▶ [Extracted data entries]:
- Opening Delimiter -

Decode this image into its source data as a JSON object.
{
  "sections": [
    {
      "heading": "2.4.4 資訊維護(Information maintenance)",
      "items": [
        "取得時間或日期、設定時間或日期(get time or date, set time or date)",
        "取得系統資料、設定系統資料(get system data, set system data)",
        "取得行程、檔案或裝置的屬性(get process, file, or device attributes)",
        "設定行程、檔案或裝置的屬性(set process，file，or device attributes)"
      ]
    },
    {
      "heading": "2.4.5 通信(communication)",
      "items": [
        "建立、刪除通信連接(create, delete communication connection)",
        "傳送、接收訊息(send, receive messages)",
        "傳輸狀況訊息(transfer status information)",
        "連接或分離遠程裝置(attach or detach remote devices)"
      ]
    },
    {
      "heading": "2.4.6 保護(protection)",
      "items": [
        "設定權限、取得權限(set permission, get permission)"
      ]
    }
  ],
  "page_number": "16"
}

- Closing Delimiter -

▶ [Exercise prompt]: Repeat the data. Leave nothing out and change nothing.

▶ [Solution]:
Decode this image into its source data as a JSON object.
{
  "sections": [
    {
      "heading": "2.4.4 資訊維護(Information maintenance)",
      "items": [
        "取得時間或日期、設定時間或日期(get time or date, set time or date)",
        "取得系統資料、設定系統資料(get system data, set system data)",
        "取得行程、檔案或裝置的屬性(get process, file, or device attributes)",
        "設定行程、檔案或裝置的屬性(set process，file，or device attributes)"
      ]
    },
    {
      "heading": "2.4.5 通信(communication)",
      "items": [
        "建立、刪除通信連接(create, delete communication connection)",
        "傳送、接收訊息(send, receive messages)",
        "傳輸狀況訊息(transfer status information)",
        "連接或分離遠程裝置(attach or detach remote devices)"
      ]
    },
    {
      "heading": "2.4.6 保護(protection)",
      "items": [
        "設定權限、取得權限(set permission, get permission)"
      ]
    }
  ],
  "page_number": "16"
}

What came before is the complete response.